● TASK STATEMENT
Omit each picture as you copy the entries exactly.

(Interface dataset entries)
----------------

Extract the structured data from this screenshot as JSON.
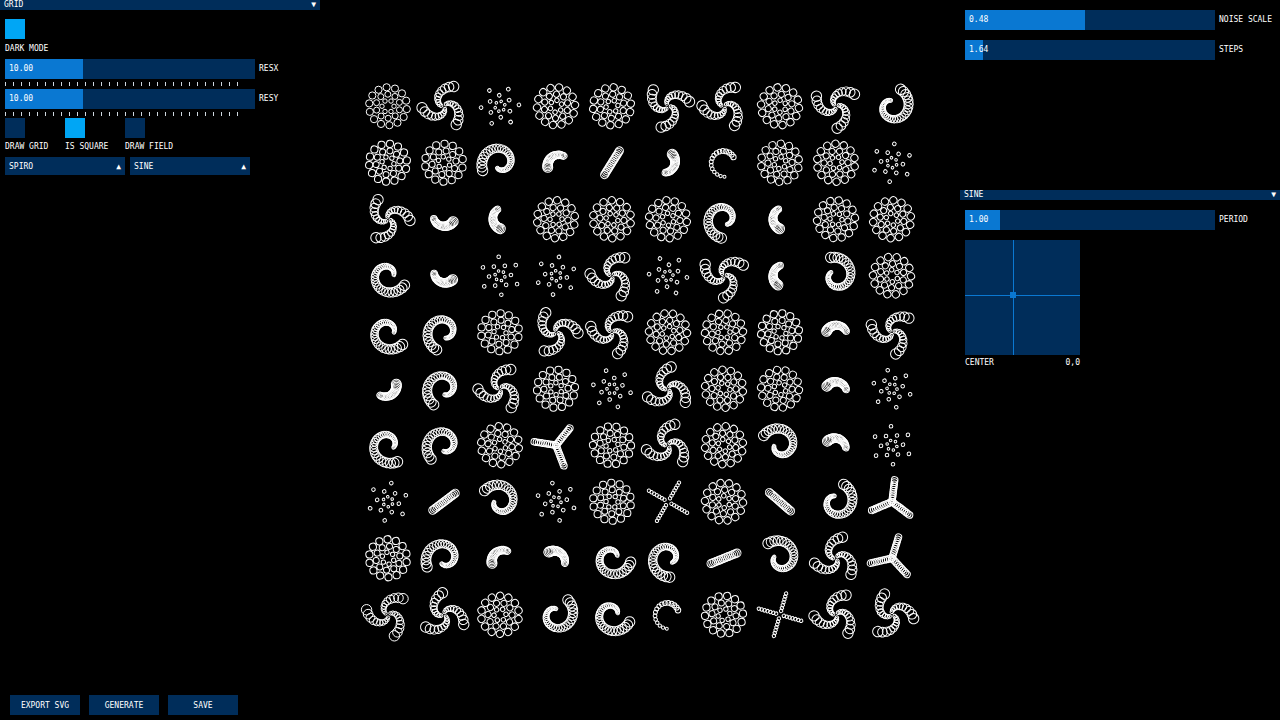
{
  "left_panel": {
    "header": {
      "label": "GRID",
      "arrow": "▼"
    },
    "dark_mode": {
      "label": "DARK MODE",
      "on": true
    },
    "sliders": [
      {
        "label": "RESX",
        "value": "10.00",
        "level": 0.31
      },
      {
        "label": "RESY",
        "value": "10.00",
        "level": 0.31
      }
    ],
    "toggles": [
      {
        "label": "DRAW GRID",
        "on": false
      },
      {
        "label": "IS SQUARE",
        "on": true
      },
      {
        "label": "DRAW FIELD",
        "on": false
      }
    ],
    "dropdowns": [
      {
        "value": "SPIRO",
        "arrow": "▲"
      },
      {
        "value": "SINE",
        "arrow": "▲"
      }
    ]
  },
  "buttons": [
    "EXPORT SVG",
    "GENERATE",
    "SAVE"
  ],
  "right_panel": {
    "sliders": [
      {
        "label": "NOISE SCALE",
        "value": "0.48",
        "level": 0.48
      },
      {
        "label": "STEPS",
        "value": "1.64",
        "level": 0.07
      }
    ],
    "function_dropdown": {
      "label": "SINE",
      "arrow": "▼"
    },
    "period": {
      "label": "PERIOD",
      "value": "1.00",
      "level": 0.14
    },
    "center_pad": {
      "label": "CENTER",
      "value": "0,0",
      "x": 0.42,
      "y": 0.48
    }
  },
  "canvas": {
    "rows": [
      {
        "cells": [
          {
            "kind": "flower"
          },
          {
            "kind": "swirl"
          },
          {
            "kind": "dots"
          },
          {
            "kind": "flower"
          },
          {
            "kind": "flower"
          },
          {
            "kind": "swirl"
          },
          {
            "kind": "swirl"
          },
          {
            "kind": "flower"
          },
          {
            "kind": "swirl"
          },
          {
            "kind": "spiral"
          }
        ]
      },
      {
        "cells": [
          {
            "kind": "flower"
          },
          {
            "kind": "flower"
          },
          {
            "kind": "spiral"
          },
          {
            "kind": "hook"
          },
          {
            "kind": "dash"
          },
          {
            "kind": "hook"
          },
          {
            "kind": "arc"
          },
          {
            "kind": "flower"
          },
          {
            "kind": "flower"
          },
          {
            "kind": "dots"
          }
        ]
      },
      {
        "cells": [
          {
            "kind": "swirl"
          },
          {
            "kind": "hook"
          },
          {
            "kind": "hook"
          },
          {
            "kind": "flower"
          },
          {
            "kind": "flower"
          },
          {
            "kind": "flower"
          },
          {
            "kind": "spiral"
          },
          {
            "kind": "hook"
          },
          {
            "kind": "flower"
          },
          {
            "kind": "flower"
          }
        ]
      },
      {
        "cells": [
          {
            "kind": "spiral"
          },
          {
            "kind": "hook"
          },
          {
            "kind": "dots"
          },
          {
            "kind": "dots"
          },
          {
            "kind": "swirl"
          },
          {
            "kind": "dots"
          },
          {
            "kind": "swirl"
          },
          {
            "kind": "hook"
          },
          {
            "kind": "spiral"
          },
          {
            "kind": "flower"
          }
        ]
      },
      {
        "cells": [
          {
            "kind": "spiral"
          },
          {
            "kind": "spiral"
          },
          {
            "kind": "flower"
          },
          {
            "kind": "swirl"
          },
          {
            "kind": "swirl"
          },
          {
            "kind": "flower"
          },
          {
            "kind": "flower"
          },
          {
            "kind": "flower"
          },
          {
            "kind": "hook"
          },
          {
            "kind": "swirl"
          }
        ]
      },
      {
        "cells": [
          {
            "kind": "hook"
          },
          {
            "kind": "spiral"
          },
          {
            "kind": "swirl"
          },
          {
            "kind": "flower"
          },
          {
            "kind": "dots"
          },
          {
            "kind": "swirl"
          },
          {
            "kind": "flower"
          },
          {
            "kind": "flower"
          },
          {
            "kind": "hook"
          },
          {
            "kind": "dots"
          }
        ]
      },
      {
        "cells": [
          {
            "kind": "spiral"
          },
          {
            "kind": "spiral"
          },
          {
            "kind": "flower"
          },
          {
            "kind": "tri"
          },
          {
            "kind": "flower"
          },
          {
            "kind": "swirl"
          },
          {
            "kind": "flower"
          },
          {
            "kind": "spiral"
          },
          {
            "kind": "hook"
          },
          {
            "kind": "dots"
          }
        ]
      },
      {
        "cells": [
          {
            "kind": "dots"
          },
          {
            "kind": "dash"
          },
          {
            "kind": "spiral"
          },
          {
            "kind": "dots"
          },
          {
            "kind": "flower"
          },
          {
            "kind": "cross"
          },
          {
            "kind": "flower"
          },
          {
            "kind": "dash"
          },
          {
            "kind": "spiral"
          },
          {
            "kind": "tri"
          }
        ]
      },
      {
        "cells": [
          {
            "kind": "flower"
          },
          {
            "kind": "spiral"
          },
          {
            "kind": "hook"
          },
          {
            "kind": "hook"
          },
          {
            "kind": "spiral"
          },
          {
            "kind": "spiral"
          },
          {
            "kind": "dash"
          },
          {
            "kind": "spiral"
          },
          {
            "kind": "swirl"
          },
          {
            "kind": "tri"
          }
        ]
      },
      {
        "cells": [
          {
            "kind": "swirl"
          },
          {
            "kind": "swirl"
          },
          {
            "kind": "flower"
          },
          {
            "kind": "spiral"
          },
          {
            "kind": "spiral"
          },
          {
            "kind": "arc"
          },
          {
            "kind": "flower"
          },
          {
            "kind": "cross"
          },
          {
            "kind": "swirl"
          },
          {
            "kind": "swirl"
          }
        ]
      }
    ]
  }
}
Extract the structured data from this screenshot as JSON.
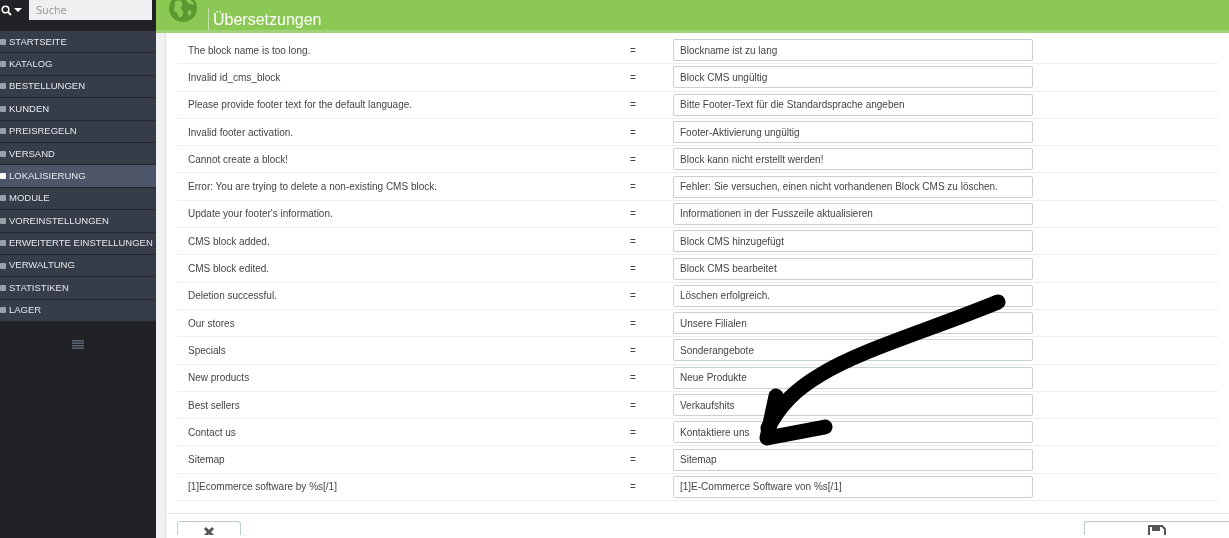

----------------

● RESULT OF THE EXERCISE
Extract the structured data from this screenshot as JSON.
{
  "left_panel": {
    "header": {
      "label": "GRID",
      "arrow": "▼"
    },
    "dark_mode": {
      "label": "DARK MODE",
      "on": true
    },
    "sliders": [
      {
        "label": "RESX",
        "value": "10.00",
        "level": 0.31
      },
      {
        "label": "RESY",
        "value": "10.00",
        "level": 0.31
      }
    ],
    "toggles": [
      {
        "label": "DRAW GRID",
        "on": false
      },
      {
        "label": "IS SQUARE",
        "on": true
      },
      {
        "label": "DRAW FIELD",
        "on": false
      }
    ],
    "dropdowns": [
      {
        "value": "SPIRO",
        "arrow": "▲"
      },
      {
        "value": "SINE",
        "arrow": "▲"
      }
    ]
  },
  "buttons": [
    "EXPORT SVG",
    "GENERATE",
    "SAVE"
  ],
  "right_panel": {
    "sliders": [
      {
        "label": "NOISE SCALE",
        "value": "0.48",
        "level": 0.48
      },
      {
        "label": "STEPS",
        "value": "1.64",
        "level": 0.07
      }
    ],
    "function_dropdown": {
      "label": "SINE",
      "arrow": "▼"
    },
    "period": {
      "label": "PERIOD",
      "value": "1.00",
      "level": 0.14
    },
    "center_pad": {
      "label": "CENTER",
      "value": "0,0",
      "x": 0.42,
      "y": 0.48
    }
  },
  "canvas": {
    "rows": [
      {
        "cells": [
          {
            "kind": "flower"
          },
          {
            "kind": "swirl"
          },
          {
            "kind": "dots"
          },
          {
            "kind": "flower"
          },
          {
            "kind": "flower"
          },
          {
            "kind": "swirl"
          },
          {
            "kind": "swirl"
          },
          {
            "kind": "flower"
          },
          {
            "kind": "swirl"
          },
          {
            "kind": "spiral"
          }
        ]
      },
      {
        "cells": [
          {
            "kind": "flower"
          },
          {
            "kind": "flower"
          },
          {
            "kind": "spiral"
          },
          {
            "kind": "hook"
          },
          {
            "kind": "dash"
          },
          {
            "kind": "hook"
          },
          {
            "kind": "arc"
          },
          {
            "kind": "flower"
          },
          {
            "kind": "flower"
          },
          {
            "kind": "dots"
          }
        ]
      },
      {
        "cells": [
          {
            "kind": "swirl"
          },
          {
            "kind": "hook"
          },
          {
            "kind": "hook"
          },
          {
            "kind": "flower"
          },
          {
            "kind": "flower"
          },
          {
            "kind": "flower"
          },
          {
            "kind": "spiral"
          },
          {
            "kind": "hook"
          },
          {
            "kind": "flower"
          },
          {
            "kind": "flower"
          }
        ]
      },
      {
        "cells": [
          {
            "kind": "spiral"
          },
          {
            "kind": "hook"
          },
          {
            "kind": "dots"
          },
          {
            "kind": "dots"
          },
          {
            "kind": "swirl"
          },
          {
            "kind": "dots"
          },
          {
            "kind": "swirl"
          },
          {
            "kind": "hook"
          },
          {
            "kind": "spiral"
          },
          {
            "kind": "flower"
          }
        ]
      },
      {
        "cells": [
          {
            "kind": "spiral"
          },
          {
            "kind": "spiral"
          },
          {
            "kind": "flower"
          },
          {
            "kind": "swirl"
          },
          {
            "kind": "swirl"
          },
          {
            "kind": "flower"
          },
          {
            "kind": "flower"
          },
          {
            "kind": "flower"
          },
          {
            "kind": "hook"
          },
          {
            "kind": "swirl"
          }
        ]
      },
      {
        "cells": [
          {
            "kind": "hook"
          },
          {
            "kind": "spiral"
          },
          {
            "kind": "swirl"
          },
          {
            "kind": "flower"
          },
          {
            "kind": "dots"
          },
          {
            "kind": "swirl"
          },
          {
            "kind": "flower"
          },
          {
            "kind": "flower"
          },
          {
            "kind": "hook"
          },
          {
            "kind": "dots"
          }
        ]
      },
      {
        "cells": [
          {
            "kind": "spiral"
          },
          {
            "kind": "spiral"
          },
          {
            "kind": "flower"
          },
          {
            "kind": "tri"
          },
          {
            "kind": "flower"
          },
          {
            "kind": "swirl"
          },
          {
            "kind": "flower"
          },
          {
            "kind": "spiral"
          },
          {
            "kind": "hook"
          },
          {
            "kind": "dots"
          }
        ]
      },
      {
        "cells": [
          {
            "kind": "dots"
          },
          {
            "kind": "dash"
          },
          {
            "kind": "spiral"
          },
          {
            "kind": "dots"
          },
          {
            "kind": "flower"
          },
          {
            "kind": "cross"
          },
          {
            "kind": "flower"
          },
          {
            "kind": "dash"
          },
          {
            "kind": "spiral"
          },
          {
            "kind": "tri"
          }
        ]
      },
      {
        "cells": [
          {
            "kind": "flower"
          },
          {
            "kind": "spiral"
          },
          {
            "kind": "hook"
          },
          {
            "kind": "hook"
          },
          {
            "kind": "spiral"
          },
          {
            "kind": "spiral"
          },
          {
            "kind": "dash"
          },
          {
            "kind": "spiral"
          },
          {
            "kind": "swirl"
          },
          {
            "kind": "tri"
          }
        ]
      },
      {
        "cells": [
          {
            "kind": "swirl"
          },
          {
            "kind": "swirl"
          },
          {
            "kind": "flower"
          },
          {
            "kind": "spiral"
          },
          {
            "kind": "spiral"
          },
          {
            "kind": "arc"
          },
          {
            "kind": "flower"
          },
          {
            "kind": "cross"
          },
          {
            "kind": "swirl"
          },
          {
            "kind": "swirl"
          }
        ]
      }
    ]
  }
}
Extract the structured data from this screenshot as JSON.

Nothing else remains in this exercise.